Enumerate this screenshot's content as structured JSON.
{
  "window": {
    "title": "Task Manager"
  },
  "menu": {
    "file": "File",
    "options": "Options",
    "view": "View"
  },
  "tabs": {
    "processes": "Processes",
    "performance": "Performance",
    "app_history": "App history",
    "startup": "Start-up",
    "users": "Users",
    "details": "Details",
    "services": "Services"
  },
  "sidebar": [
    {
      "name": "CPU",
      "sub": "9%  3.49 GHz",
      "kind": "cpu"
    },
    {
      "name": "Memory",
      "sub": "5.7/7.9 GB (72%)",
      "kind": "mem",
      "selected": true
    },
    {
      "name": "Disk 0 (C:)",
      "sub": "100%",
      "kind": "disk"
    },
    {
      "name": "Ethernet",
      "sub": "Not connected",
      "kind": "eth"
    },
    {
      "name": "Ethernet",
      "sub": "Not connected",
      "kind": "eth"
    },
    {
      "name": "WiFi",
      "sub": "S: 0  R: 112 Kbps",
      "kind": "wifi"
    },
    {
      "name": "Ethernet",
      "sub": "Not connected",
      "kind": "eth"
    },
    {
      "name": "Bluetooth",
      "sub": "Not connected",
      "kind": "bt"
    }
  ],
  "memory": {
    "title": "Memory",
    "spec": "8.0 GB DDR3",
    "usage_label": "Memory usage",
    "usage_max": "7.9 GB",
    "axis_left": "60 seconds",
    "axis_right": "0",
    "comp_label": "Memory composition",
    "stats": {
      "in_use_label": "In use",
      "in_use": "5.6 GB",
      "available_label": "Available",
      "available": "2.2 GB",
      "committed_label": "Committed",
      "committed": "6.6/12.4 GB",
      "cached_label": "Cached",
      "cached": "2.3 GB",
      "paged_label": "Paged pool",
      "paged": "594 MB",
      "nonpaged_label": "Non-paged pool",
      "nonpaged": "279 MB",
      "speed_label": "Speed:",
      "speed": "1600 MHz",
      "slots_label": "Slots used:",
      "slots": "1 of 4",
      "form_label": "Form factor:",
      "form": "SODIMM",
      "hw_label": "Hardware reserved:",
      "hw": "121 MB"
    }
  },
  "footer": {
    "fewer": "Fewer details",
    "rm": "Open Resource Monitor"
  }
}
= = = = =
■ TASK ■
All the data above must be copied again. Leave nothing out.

■ EXERCISE ANSWER ■
Enumerate this screenshot's content as structured JSON.
{
  "window": {
    "title": "Task Manager"
  },
  "menu": {
    "file": "File",
    "options": "Options",
    "view": "View"
  },
  "tabs": {
    "processes": "Processes",
    "performance": "Performance",
    "app_history": "App history",
    "startup": "Start-up",
    "users": "Users",
    "details": "Details",
    "services": "Services"
  },
  "sidebar": [
    {
      "name": "CPU",
      "sub": "9%  3.49 GHz",
      "kind": "cpu"
    },
    {
      "name": "Memory",
      "sub": "5.7/7.9 GB (72%)",
      "kind": "mem",
      "selected": true
    },
    {
      "name": "Disk 0 (C:)",
      "sub": "100%",
      "kind": "disk"
    },
    {
      "name": "Ethernet",
      "sub": "Not connected",
      "kind": "eth"
    },
    {
      "name": "Ethernet",
      "sub": "Not connected",
      "kind": "eth"
    },
    {
      "name": "WiFi",
      "sub": "S: 0  R: 112 Kbps",
      "kind": "wifi"
    },
    {
      "name": "Ethernet",
      "sub": "Not connected",
      "kind": "eth"
    },
    {
      "name": "Bluetooth",
      "sub": "Not connected",
      "kind": "bt"
    }
  ],
  "memory": {
    "title": "Memory",
    "spec": "8.0 GB DDR3",
    "usage_label": "Memory usage",
    "usage_max": "7.9 GB",
    "axis_left": "60 seconds",
    "axis_right": "0",
    "comp_label": "Memory composition",
    "stats": {
      "in_use_label": "In use",
      "in_use": "5.6 GB",
      "available_label": "Available",
      "available": "2.2 GB",
      "committed_label": "Committed",
      "committed": "6.6/12.4 GB",
      "cached_label": "Cached",
      "cached": "2.3 GB",
      "paged_label": "Paged pool",
      "paged": "594 MB",
      "nonpaged_label": "Non-paged pool",
      "nonpaged": "279 MB",
      "speed_label": "Speed:",
      "speed": "1600 MHz",
      "slots_label": "Slots used:",
      "slots": "1 of 4",
      "form_label": "Form factor:",
      "form": "SODIMM",
      "hw_label": "Hardware reserved:",
      "hw": "121 MB"
    }
  },
  "footer": {
    "fewer": "Fewer details",
    "rm": "Open Resource Monitor"
  }
}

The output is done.